Breaking our bubbles and seeing the sun

Every morning, I wake up in my brand new neighbourhood that no GPS can find; I walk my adorable puppy and impatiently wait for her to do her business; I rush to choose an outfit that borders somewhere between trendy and flexible—to aim to impress my incredibly fashionable boss, and simultaneously leave me with enough time and mobility to run for the bus on my way to work. The routine is consistent and familiar, and my surroundings put me in a bubble without me even realizing it. But every so often in life, something will come along and break through that comfortable bubble—a reminder I am always grateful to receive.

“The fight for open government is often a fight—in the literal sense—for many around the world.”

Last week, I attended the Open Government Partnership Global Summit with my team, which brought together its 79 member countries in Ottawa this year. My bubble burst the morning of my first day in attendance, when the Minister of Transport in Afghanistan stated in his speech that one day, 40 of his colleagues were murdered, on a regular day at work. I looked to my colleagues whom I call friends sitting beside me and was reminded that the fight for open government is often a fight—in the literal sense—for many around the world.

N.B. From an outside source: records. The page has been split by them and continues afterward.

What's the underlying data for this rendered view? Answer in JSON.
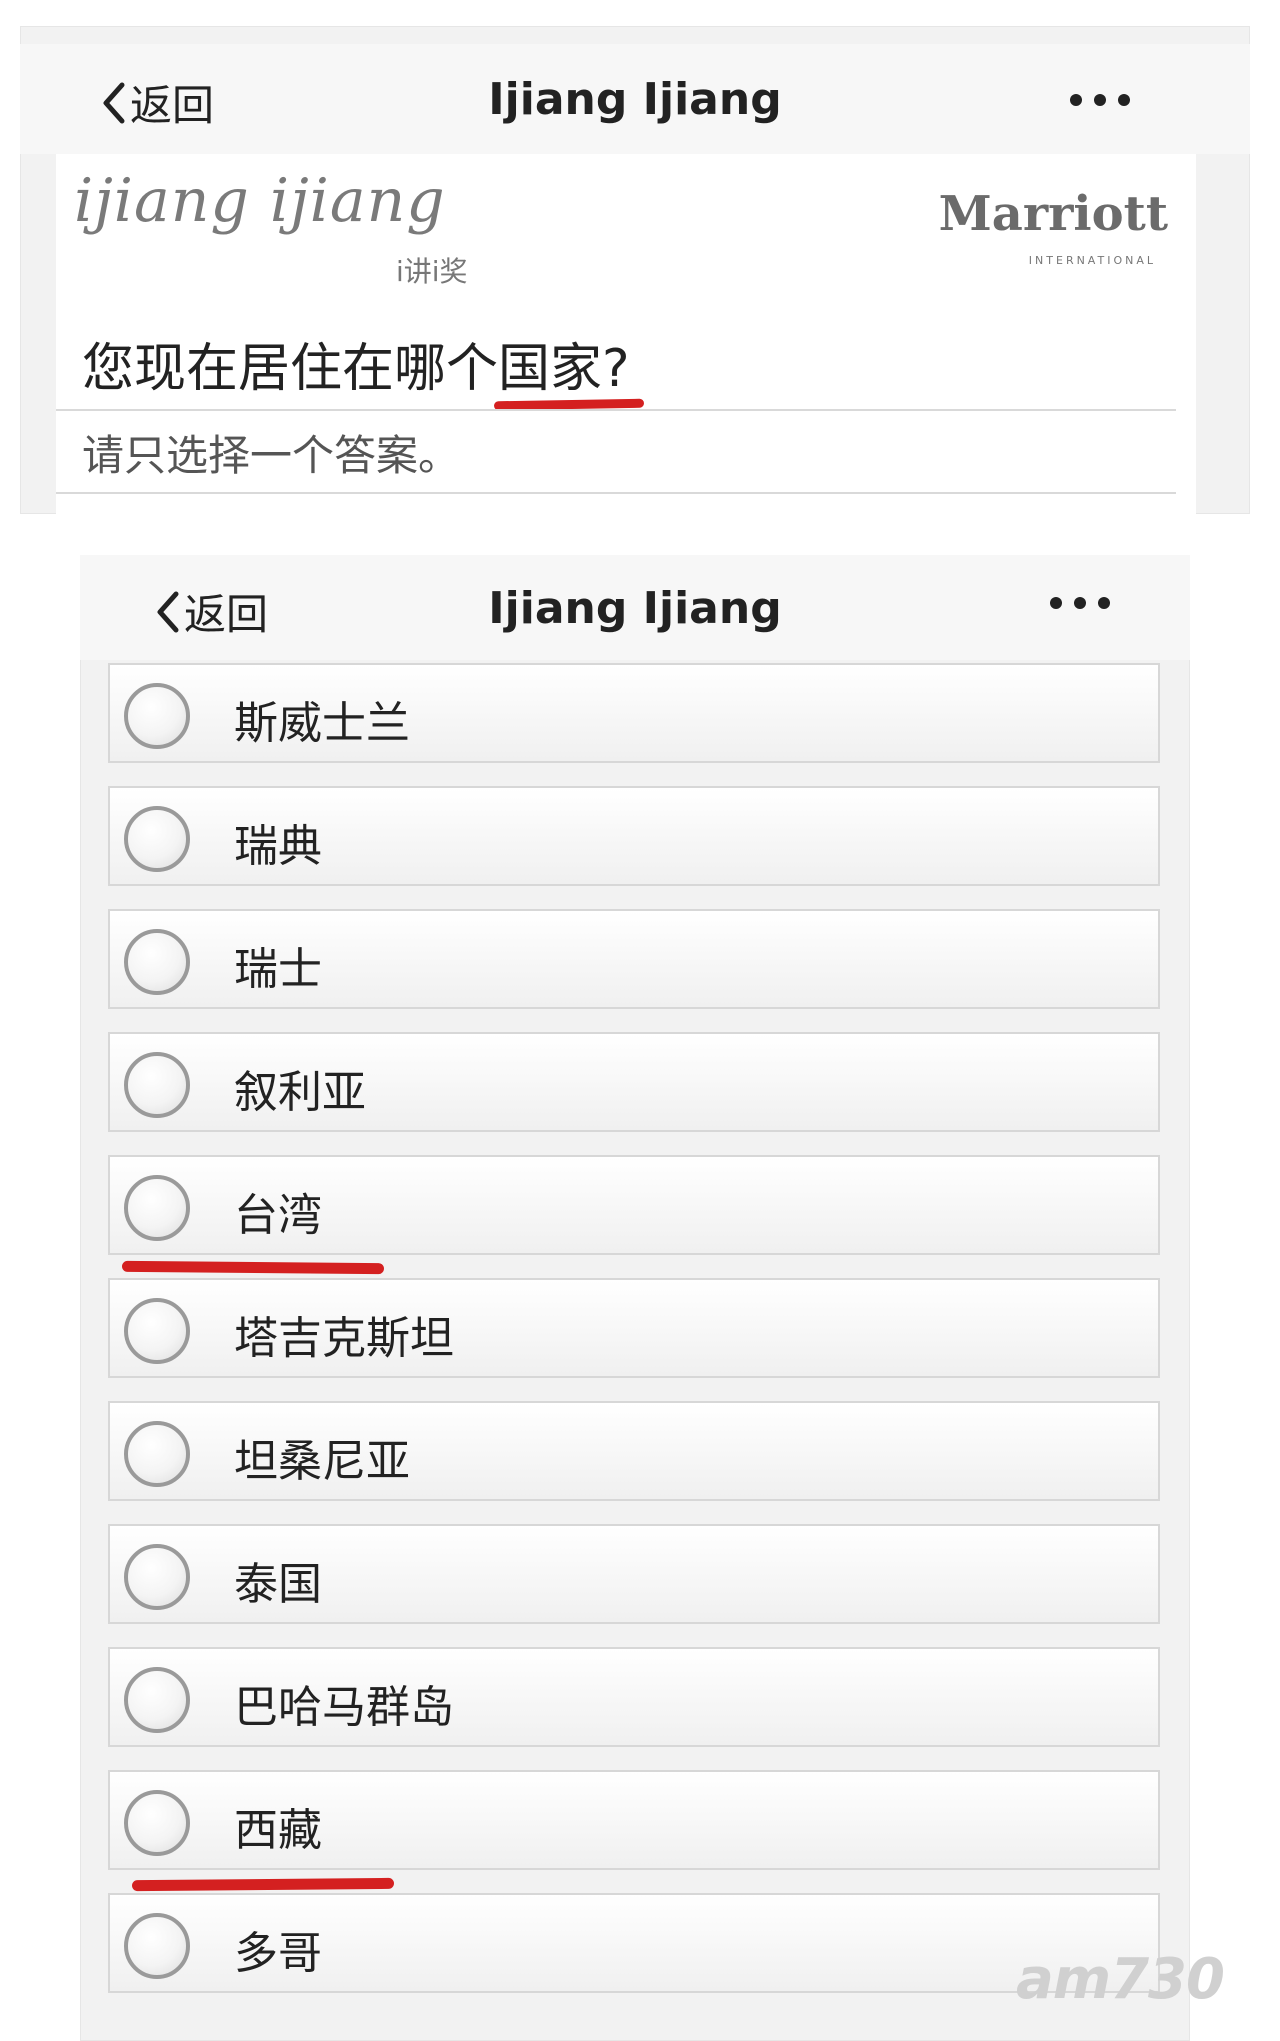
{
  "top_panel": {
    "nav": {
      "back_label": "返回",
      "title": "Ijiang Ijiang"
    },
    "brand": {
      "name": "ijiang ijiang",
      "subtitle": "i讲i奖"
    },
    "partner": {
      "name": "Marriott",
      "subtitle": "INTERNATIONAL"
    },
    "question": "您现在居住在哪个国家?",
    "hint": "请只选择一个答案。"
  },
  "bottom_panel": {
    "nav": {
      "back_label": "返回",
      "title": "Ijiang Ijiang"
    },
    "options": [
      {
        "label": "斯威士兰"
      },
      {
        "label": "瑞典"
      },
      {
        "label": "瑞士"
      },
      {
        "label": "叙利亚"
      },
      {
        "label": "台湾"
      },
      {
        "label": "塔吉克斯坦"
      },
      {
        "label": "坦桑尼亚"
      },
      {
        "label": "泰国"
      },
      {
        "label": "巴哈马群岛"
      },
      {
        "label": "西藏"
      },
      {
        "label": "多哥"
      }
    ]
  },
  "watermark": "am730",
  "colors": {
    "annotation_red": "#d42020",
    "panel_bg": "#f2f2f2"
  }
}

Thoughts from the summit

‘Unheard voices’

At 10:30 am, we slip into a talk on ‘local approaches to empowering underrepresented communities,’ just as table discussions begin. Our international colleagues around the table talk about the challenges they face and share examples of successes. A woman from Austin, Texas pauses the conversation to add a thought-provoking point, “Is it really about empowering people?” she questions. “People have the power, we just have to listen to the unheard voices.” Indeed, my two days at the summit alerted me to some unheard voices.

‘People are a part of the process’

“Nothing is more effective than engaging those who are affected.”

The idea of bringing people in to be a part of the process in finding solutions was a common revelation across our table discussions. Who would better identify a viable solution to a problem, than those experiencing the problem themselves? Several around the table gave examples on how they opened up their processes for unconventional groups to weigh in. For example, in efforts to tackle homelessness in Austin, Texas, the homeless were taught how budgets and policies work at the municipal level, so that they were positioned to be able to put forth proposals to the city. After all, they are living, or have lived it first-hand, and nothing is more effective than engaging those who are affected.

‘Keeping up with the world’

To keep up with the world, we turn to the news as our primary outlet. However, the OGP summit reminded me that the news provides only a fraction of the picture of other countries, and mostly on the world stage. The summit gave me the rare opportunity to take an inside look at the actions these countries are taking on a grassroots level to better their communities. It is within this kind of environment where a true exchange of ideas can take place and it reminded me that we should put our ears to the ground whenever we can.

‘Differing priorities’

I quickly noticed at the summit that the priorities are drastically different here; while some colleagues talk about hackathons and digital solutions, others talk about issues of poverty and literacy. It made me wonder what it would take to get everyone on the same level of priorities. As the summit progressed, thoughts ran through my head: are we hindering the development of other countries because we are too focused on the advancement of technology, rather than helping the world fulfill basic needs? Or, perhaps on the contrary, achieving successes in the digital age will in turn be able to help bring the world onto the same page more quickly and effectively? The benefits of open government wears many hats, I suppose.

It starts with a knock at your bubble

Being in a ‘comfortable’ space or bubble has more downfalls than one. Throughout the summit, it is mentioned that countries who have been embracing digital for years are now being ‘leap-frogged’ over by up-and-coming digital countries. This is a testament to the fact that being in a disadvantaged position will drive a nation to push for above and beyond, whereas it’s easy to sit comfortably upon mediocrity.

“The most powerful things in the world are the things that remind me that the world is incredibly big, and that my problems and I are inherently small.”

That’s why I will argue that the most powerful things in the world are the things that remind me that the world is incredibly big, and that my problems and I are inherently small. The OGP summit did just that for me, and my team and I walked away inspired to apply what we learned to our own work and our own initiatives.

There is so much in the world we believe we are restricted from seeing, but sometimes it’s simply a matter of opening our eyes.


Page details

Date modified: